*** INPUT MATERIAL Section Begins ***

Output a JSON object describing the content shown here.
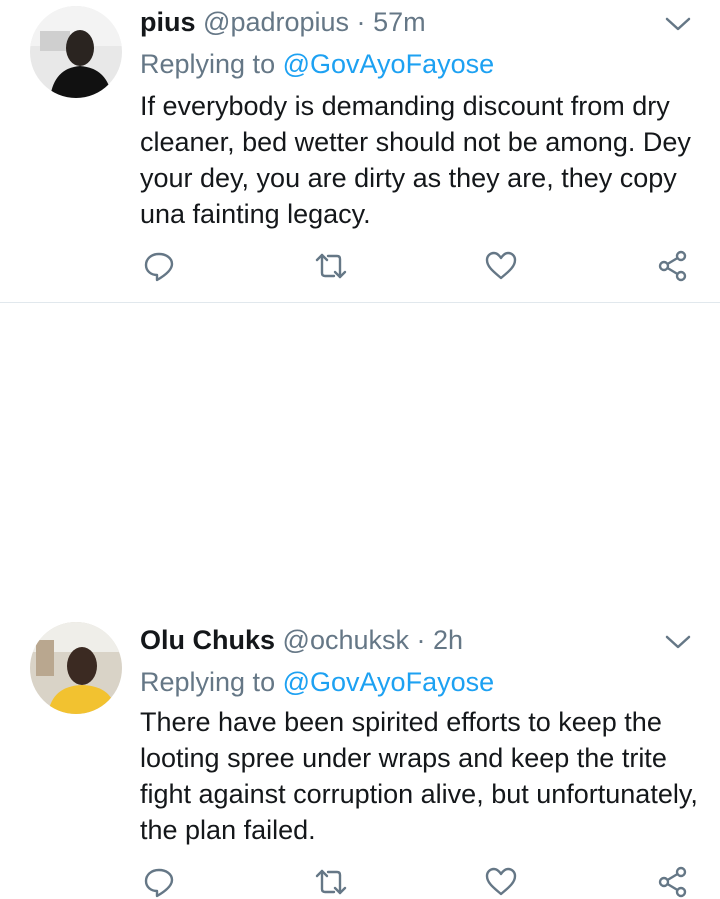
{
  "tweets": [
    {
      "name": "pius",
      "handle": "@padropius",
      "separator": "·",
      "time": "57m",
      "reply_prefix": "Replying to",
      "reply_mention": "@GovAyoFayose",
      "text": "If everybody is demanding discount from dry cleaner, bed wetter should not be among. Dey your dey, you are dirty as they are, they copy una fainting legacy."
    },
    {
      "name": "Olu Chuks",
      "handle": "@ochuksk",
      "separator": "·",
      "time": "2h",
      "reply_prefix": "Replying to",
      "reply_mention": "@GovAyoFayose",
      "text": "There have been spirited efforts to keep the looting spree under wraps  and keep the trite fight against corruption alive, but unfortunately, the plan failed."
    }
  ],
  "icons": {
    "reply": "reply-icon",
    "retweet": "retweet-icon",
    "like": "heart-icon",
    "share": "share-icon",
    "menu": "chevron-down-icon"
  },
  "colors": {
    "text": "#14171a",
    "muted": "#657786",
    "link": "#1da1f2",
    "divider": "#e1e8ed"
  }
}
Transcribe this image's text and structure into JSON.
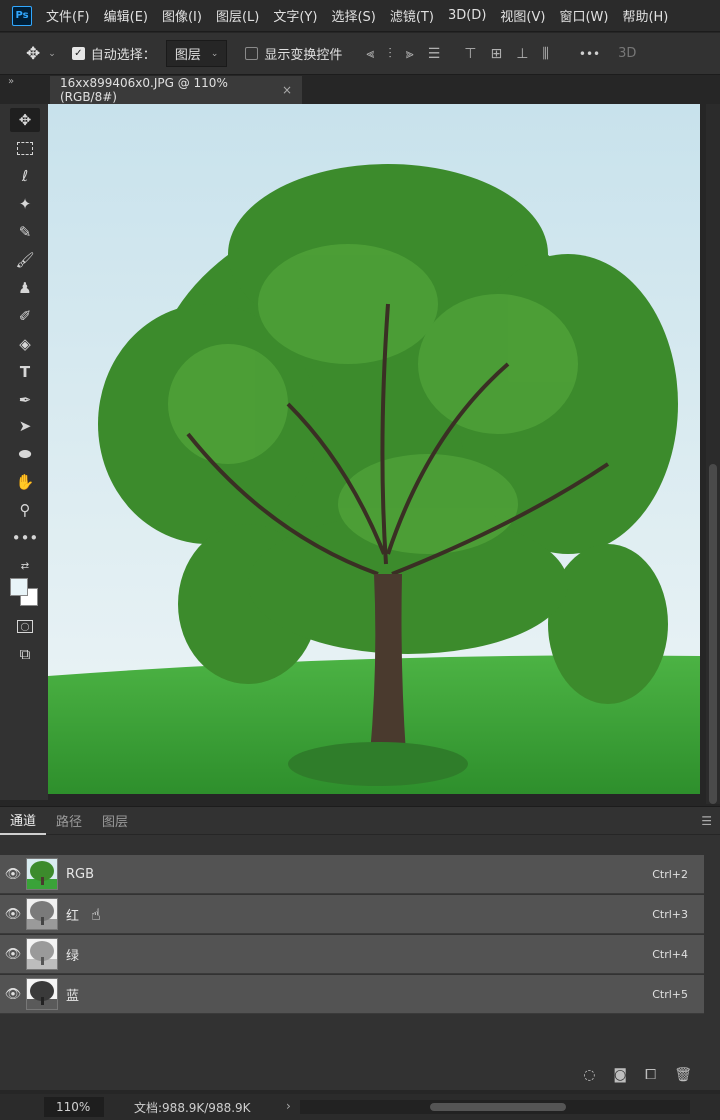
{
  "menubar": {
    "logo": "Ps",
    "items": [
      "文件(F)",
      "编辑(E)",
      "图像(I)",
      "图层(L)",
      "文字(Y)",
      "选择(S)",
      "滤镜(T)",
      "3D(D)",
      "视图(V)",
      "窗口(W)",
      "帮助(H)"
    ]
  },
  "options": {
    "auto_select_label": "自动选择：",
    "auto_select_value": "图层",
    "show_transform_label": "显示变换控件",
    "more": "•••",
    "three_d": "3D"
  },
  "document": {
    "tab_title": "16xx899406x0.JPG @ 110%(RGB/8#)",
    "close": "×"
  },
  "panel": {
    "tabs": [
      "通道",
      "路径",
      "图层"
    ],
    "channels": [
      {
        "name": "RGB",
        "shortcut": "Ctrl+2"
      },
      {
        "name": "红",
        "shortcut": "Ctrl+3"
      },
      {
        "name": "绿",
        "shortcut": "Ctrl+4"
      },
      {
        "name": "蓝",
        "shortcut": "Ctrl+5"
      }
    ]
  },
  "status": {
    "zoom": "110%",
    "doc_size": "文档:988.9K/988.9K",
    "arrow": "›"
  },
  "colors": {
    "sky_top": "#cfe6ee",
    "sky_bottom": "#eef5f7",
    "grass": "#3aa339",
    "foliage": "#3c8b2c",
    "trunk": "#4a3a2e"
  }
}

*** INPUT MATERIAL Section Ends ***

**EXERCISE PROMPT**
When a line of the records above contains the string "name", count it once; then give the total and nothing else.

**WRITTEN SOLUTION**
6